[Items from a dataset]
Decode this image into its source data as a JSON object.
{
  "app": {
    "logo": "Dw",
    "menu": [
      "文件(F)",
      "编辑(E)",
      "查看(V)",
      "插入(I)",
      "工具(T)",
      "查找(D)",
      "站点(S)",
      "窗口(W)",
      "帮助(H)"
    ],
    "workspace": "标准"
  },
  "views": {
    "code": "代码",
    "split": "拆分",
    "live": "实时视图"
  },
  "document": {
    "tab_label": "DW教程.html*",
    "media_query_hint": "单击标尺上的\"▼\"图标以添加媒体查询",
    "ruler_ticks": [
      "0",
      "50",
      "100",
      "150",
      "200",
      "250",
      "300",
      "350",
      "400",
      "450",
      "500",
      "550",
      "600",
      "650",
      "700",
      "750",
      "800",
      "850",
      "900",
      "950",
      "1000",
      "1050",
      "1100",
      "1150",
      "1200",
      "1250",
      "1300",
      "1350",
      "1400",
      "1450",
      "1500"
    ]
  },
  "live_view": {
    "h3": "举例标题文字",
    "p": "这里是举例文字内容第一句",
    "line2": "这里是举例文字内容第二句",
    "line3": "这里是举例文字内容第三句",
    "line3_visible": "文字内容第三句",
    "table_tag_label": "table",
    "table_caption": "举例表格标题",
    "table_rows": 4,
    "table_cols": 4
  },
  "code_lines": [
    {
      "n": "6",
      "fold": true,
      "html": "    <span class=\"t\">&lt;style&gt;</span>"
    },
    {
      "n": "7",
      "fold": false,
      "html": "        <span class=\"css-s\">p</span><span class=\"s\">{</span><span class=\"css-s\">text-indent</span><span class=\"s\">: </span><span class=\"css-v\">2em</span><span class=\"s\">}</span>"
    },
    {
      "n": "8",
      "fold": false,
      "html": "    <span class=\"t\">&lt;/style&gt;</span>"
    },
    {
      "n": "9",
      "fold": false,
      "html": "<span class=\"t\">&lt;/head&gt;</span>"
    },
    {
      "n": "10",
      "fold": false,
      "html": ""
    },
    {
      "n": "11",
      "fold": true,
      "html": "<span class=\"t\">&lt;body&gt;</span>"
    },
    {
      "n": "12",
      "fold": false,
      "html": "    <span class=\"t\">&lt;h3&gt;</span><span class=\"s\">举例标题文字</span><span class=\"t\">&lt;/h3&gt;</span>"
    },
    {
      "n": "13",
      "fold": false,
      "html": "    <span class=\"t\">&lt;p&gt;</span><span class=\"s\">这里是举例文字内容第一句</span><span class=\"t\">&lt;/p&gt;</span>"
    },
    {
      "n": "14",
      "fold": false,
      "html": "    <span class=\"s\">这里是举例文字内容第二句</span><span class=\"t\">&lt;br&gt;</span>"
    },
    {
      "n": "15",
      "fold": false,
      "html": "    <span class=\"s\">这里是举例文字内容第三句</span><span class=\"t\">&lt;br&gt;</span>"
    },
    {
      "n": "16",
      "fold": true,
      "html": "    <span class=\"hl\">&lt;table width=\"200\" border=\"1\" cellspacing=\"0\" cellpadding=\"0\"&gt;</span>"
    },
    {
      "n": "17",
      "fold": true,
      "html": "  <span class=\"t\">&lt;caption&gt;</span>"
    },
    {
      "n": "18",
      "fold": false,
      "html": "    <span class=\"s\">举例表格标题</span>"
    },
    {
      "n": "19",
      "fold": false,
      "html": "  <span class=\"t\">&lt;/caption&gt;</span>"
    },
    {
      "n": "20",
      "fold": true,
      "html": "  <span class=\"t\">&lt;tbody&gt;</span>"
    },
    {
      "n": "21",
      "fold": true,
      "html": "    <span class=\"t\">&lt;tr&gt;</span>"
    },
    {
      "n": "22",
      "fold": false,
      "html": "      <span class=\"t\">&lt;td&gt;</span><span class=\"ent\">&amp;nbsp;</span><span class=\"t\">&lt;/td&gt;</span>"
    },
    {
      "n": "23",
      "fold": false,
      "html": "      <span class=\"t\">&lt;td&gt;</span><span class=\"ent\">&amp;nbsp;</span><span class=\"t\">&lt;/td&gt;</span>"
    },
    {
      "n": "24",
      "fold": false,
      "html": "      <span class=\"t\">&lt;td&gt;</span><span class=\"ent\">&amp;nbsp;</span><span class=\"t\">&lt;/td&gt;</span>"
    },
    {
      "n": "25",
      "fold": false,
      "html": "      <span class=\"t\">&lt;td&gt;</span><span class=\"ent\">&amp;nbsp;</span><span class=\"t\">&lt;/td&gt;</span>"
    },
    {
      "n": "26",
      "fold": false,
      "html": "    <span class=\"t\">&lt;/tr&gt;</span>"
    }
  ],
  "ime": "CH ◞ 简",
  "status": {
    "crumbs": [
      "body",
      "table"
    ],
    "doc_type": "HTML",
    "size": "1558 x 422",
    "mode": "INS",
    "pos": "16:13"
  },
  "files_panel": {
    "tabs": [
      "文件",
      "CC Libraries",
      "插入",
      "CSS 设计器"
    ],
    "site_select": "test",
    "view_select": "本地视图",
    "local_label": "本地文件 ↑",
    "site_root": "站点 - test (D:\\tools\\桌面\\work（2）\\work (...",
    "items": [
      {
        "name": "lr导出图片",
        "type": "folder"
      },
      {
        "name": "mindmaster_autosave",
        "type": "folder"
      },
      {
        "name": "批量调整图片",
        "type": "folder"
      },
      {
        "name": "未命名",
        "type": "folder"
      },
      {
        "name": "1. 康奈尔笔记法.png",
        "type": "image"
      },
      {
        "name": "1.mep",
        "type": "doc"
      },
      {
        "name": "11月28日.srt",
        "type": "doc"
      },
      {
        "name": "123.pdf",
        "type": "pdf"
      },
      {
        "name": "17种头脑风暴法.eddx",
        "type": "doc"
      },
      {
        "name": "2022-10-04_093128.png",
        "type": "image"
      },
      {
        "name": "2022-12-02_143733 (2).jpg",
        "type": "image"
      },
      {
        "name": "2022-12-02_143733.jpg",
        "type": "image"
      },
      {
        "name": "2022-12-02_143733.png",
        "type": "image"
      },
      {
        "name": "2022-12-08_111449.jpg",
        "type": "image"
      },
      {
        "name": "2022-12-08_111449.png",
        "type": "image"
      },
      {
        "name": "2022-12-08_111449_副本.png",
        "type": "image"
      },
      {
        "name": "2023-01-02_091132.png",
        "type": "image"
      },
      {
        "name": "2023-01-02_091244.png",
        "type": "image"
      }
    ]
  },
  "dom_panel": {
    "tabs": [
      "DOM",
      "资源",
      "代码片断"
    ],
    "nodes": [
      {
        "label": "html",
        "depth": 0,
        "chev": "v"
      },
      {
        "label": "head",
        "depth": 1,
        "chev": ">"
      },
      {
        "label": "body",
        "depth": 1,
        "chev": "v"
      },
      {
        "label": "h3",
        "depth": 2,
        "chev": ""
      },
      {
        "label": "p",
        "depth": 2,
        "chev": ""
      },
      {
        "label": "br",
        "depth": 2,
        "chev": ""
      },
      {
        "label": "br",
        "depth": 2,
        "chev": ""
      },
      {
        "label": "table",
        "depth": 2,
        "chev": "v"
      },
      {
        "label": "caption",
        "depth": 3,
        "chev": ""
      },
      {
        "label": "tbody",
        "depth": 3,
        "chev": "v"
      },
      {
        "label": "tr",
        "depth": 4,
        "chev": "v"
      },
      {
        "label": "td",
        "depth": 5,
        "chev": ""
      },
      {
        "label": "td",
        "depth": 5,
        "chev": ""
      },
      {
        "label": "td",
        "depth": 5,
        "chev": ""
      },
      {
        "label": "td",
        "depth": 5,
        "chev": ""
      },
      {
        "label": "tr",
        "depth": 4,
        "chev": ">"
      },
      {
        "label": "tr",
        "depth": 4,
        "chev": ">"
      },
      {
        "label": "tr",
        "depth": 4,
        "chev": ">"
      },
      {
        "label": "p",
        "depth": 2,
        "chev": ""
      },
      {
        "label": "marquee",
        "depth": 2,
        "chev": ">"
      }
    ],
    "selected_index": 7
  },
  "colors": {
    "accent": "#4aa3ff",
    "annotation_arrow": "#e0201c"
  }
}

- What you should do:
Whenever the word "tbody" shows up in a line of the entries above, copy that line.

- Written solution:
      "html": "  <span class=\"t\">&lt;tbody&gt;</span>"
        "label": "tbody",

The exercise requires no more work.